Coal powered the industrial revolution. But now, it is slowly losing steam in the 21st century in the west. China, has increased its consumption five folds in the last 20 years. The rest of Asia is also following a similar pattern. But while some markets are increasing their consumption, Britain’s reliance on coal for electricity has dropped from 70 per cent in 1990 to less than 3 per cent today, according to government figures. One of the reasons for the decline is cheaper sources of energy found offshore in the North Sea during the 1960s, namely petroleum and natural gas. The UK government is working on phasing out coal power altogether by 2025 (in fact the government is working on bringing that deadline forward to 2024).
The UK closed its last deep mine in 2015 and on August 17, 2020 the last surface mine near Durham, operated by The Banks group, also shut. The Banks Group, a family-owned coal mining and energy company in the UK wrote on their website: “We mine it because the UK still needs coal to manufacture steel and cement. It creates a lot less Co2 if we mine coal here in the UK rather than import it from hundreds/thousands of miles away in Russia and the USA.” The company provides restoration to prevent the adverse effects of surface mining in the long run, it says. After an area is mined, lack of preventative measures can lead to groundwater contamination, increase flooding chances and can also lead to landslides and cave-ins.
But all operations will not cease in the country. In fact, Cumbria recently got a green light to build a colliery which will become fully operational by 2023 and create jobs for locals. This new mine is expected to produce a large quantity of coking coal that is used in steel rather than thermal coal. Coking coal from Cumbria contains low levels of ash and is said to generate less waste, according to West Cumbria mining, who are developing this project.
Then there is Merthyr (South Wales) Ltd who operate the Ffos-y-fran site. They say on their website, that “Our main customer in Wales include Tata Steel, a major employer in South Wales. We also supply our coal to the cement industry and various heritage railways around Wales and the UK. Coal is an essential part of the steel making process, and competitively produced Welsh coal, such as would be supplied from Nant Llesg, will help support Tata Steel’s operations. Tata Steel employs around 7,000 people in Wales and contributes some £3.5bn annually to the Welsh economy.” They had also announced redundancies last year.
The government view is clear.
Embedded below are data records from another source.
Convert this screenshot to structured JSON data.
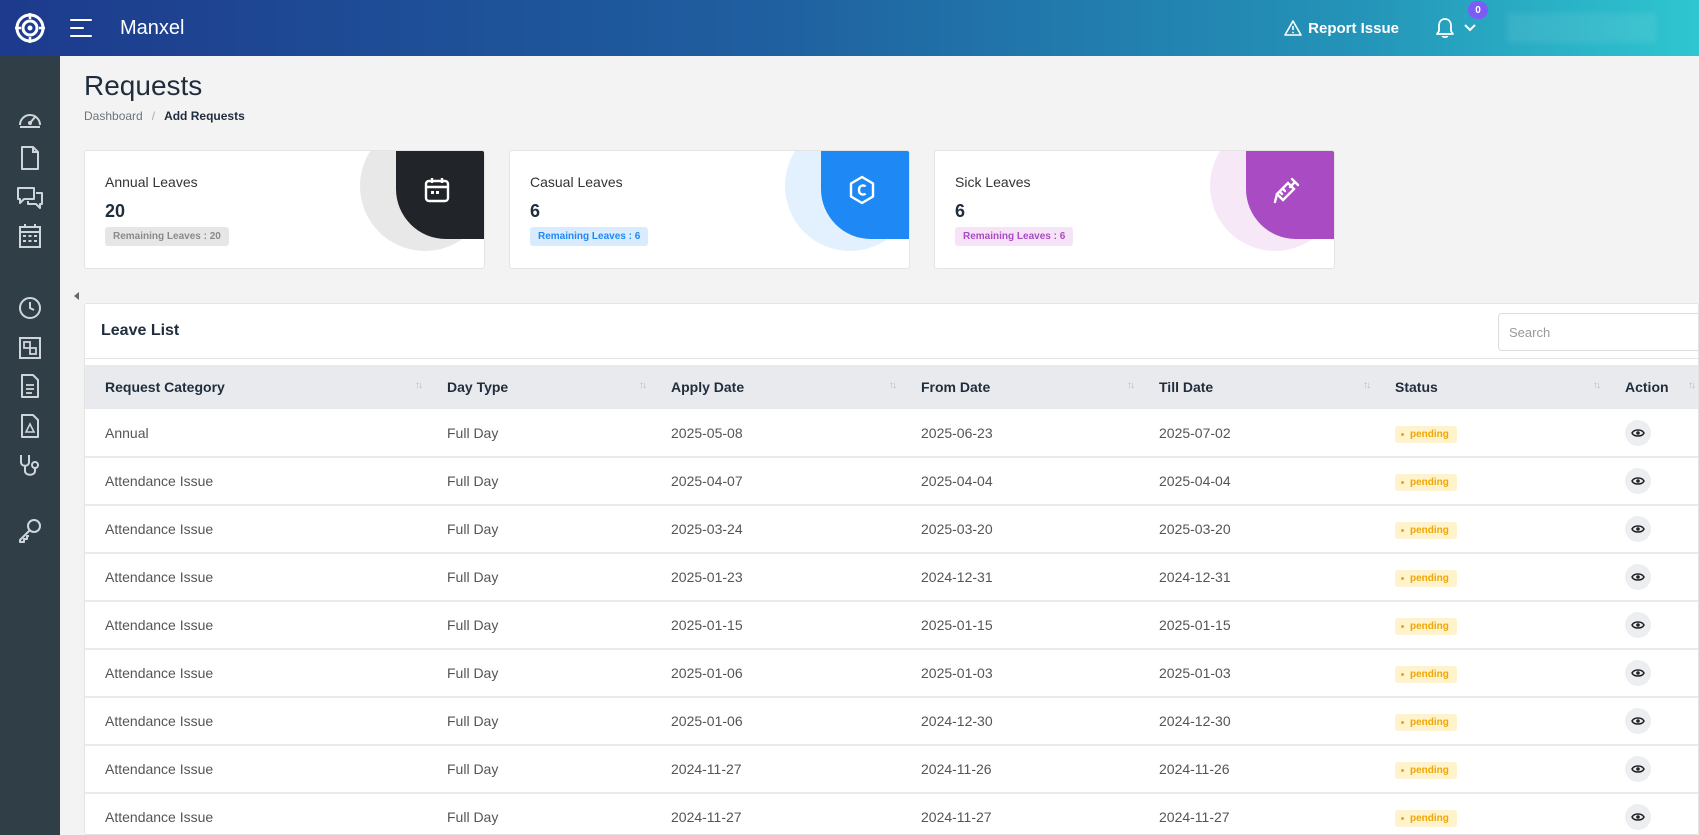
{
  "app": {
    "title": "Manxel"
  },
  "header": {
    "report_label": "Report Issue",
    "notification_count": "0"
  },
  "page": {
    "title": "Requests"
  },
  "breadcrumb": {
    "items": [
      "Dashboard",
      "Add Requests"
    ]
  },
  "cards": [
    {
      "title": "Annual Leaves",
      "value": "20",
      "remaining": "Remaining Leaves : 20",
      "accent": "#212529",
      "icon": "calendar-icon"
    },
    {
      "title": "Casual Leaves",
      "value": "6",
      "remaining": "Remaining Leaves : 6",
      "accent": "#1e88f5",
      "icon": "hexagon-c-icon"
    },
    {
      "title": "Sick Leaves",
      "value": "6",
      "remaining": "Remaining Leaves : 6",
      "accent": "#a94bc2",
      "icon": "syringe-icon"
    }
  ],
  "leave_list": {
    "title": "Leave List",
    "search_placeholder": "Search",
    "columns": [
      "Request Category",
      "Day Type",
      "Apply Date",
      "From Date",
      "Till Date",
      "Status",
      "Action"
    ],
    "rows": [
      {
        "category": "Annual",
        "day_type": "Full Day",
        "apply": "2025-05-08",
        "from": "2025-06-23",
        "till": "2025-07-02",
        "status": "pending"
      },
      {
        "category": "Attendance Issue",
        "day_type": "Full Day",
        "apply": "2025-04-07",
        "from": "2025-04-04",
        "till": "2025-04-04",
        "status": "pending"
      },
      {
        "category": "Attendance Issue",
        "day_type": "Full Day",
        "apply": "2025-03-24",
        "from": "2025-03-20",
        "till": "2025-03-20",
        "status": "pending"
      },
      {
        "category": "Attendance Issue",
        "day_type": "Full Day",
        "apply": "2025-01-23",
        "from": "2024-12-31",
        "till": "2024-12-31",
        "status": "pending"
      },
      {
        "category": "Attendance Issue",
        "day_type": "Full Day",
        "apply": "2025-01-15",
        "from": "2025-01-15",
        "till": "2025-01-15",
        "status": "pending"
      },
      {
        "category": "Attendance Issue",
        "day_type": "Full Day",
        "apply": "2025-01-06",
        "from": "2025-01-03",
        "till": "2025-01-03",
        "status": "pending"
      },
      {
        "category": "Attendance Issue",
        "day_type": "Full Day",
        "apply": "2025-01-06",
        "from": "2024-12-30",
        "till": "2024-12-30",
        "status": "pending"
      },
      {
        "category": "Attendance Issue",
        "day_type": "Full Day",
        "apply": "2024-11-27",
        "from": "2024-11-26",
        "till": "2024-11-26",
        "status": "pending"
      },
      {
        "category": "Attendance Issue",
        "day_type": "Full Day",
        "apply": "2024-11-27",
        "from": "2024-11-27",
        "till": "2024-11-27",
        "status": "pending"
      }
    ]
  },
  "sidebar": {
    "icons": [
      "speedometer-icon",
      "document-icon",
      "chat-icon",
      "calendar-icon",
      "clock-icon",
      "organization-icon",
      "file-text-icon",
      "pdf-icon",
      "stethoscope-icon",
      "key-icon"
    ]
  },
  "colors": {
    "brand_start": "#1d3a8c",
    "brand_end": "#2ec6d0",
    "sidebar": "#2f3e47",
    "pending": "#f1a600",
    "badge": "#7b5cf6"
  }
}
Business and Energy Secretary Andrea Leadsom said, “Coal-generated energy will soon be a distant memory as we plan to decarbonise every sector of our economy, enabling a greener future for all our children.”
Green Alliance published a report earlier this year about the coal industry in the UK. It noted, “The UK has a statutory (legally binding) target to reach net zero emissions by 2050, under the 2008 Climate Change Act, amended in 2019. Having ratified the Paris climate agreement of 2015, it has also agreed the goal to limit global average temperature rise to between 1.5°C.” They have According to them the best way forward is: low carbon jobs and investment in former mining and industrial areas. They have also made recommendations for the “government to remove ambiguities surrounding its approach to fossil fuel extraction, and to stimulate investment in alternative sources of power.
(Research by Kuheli Biswas)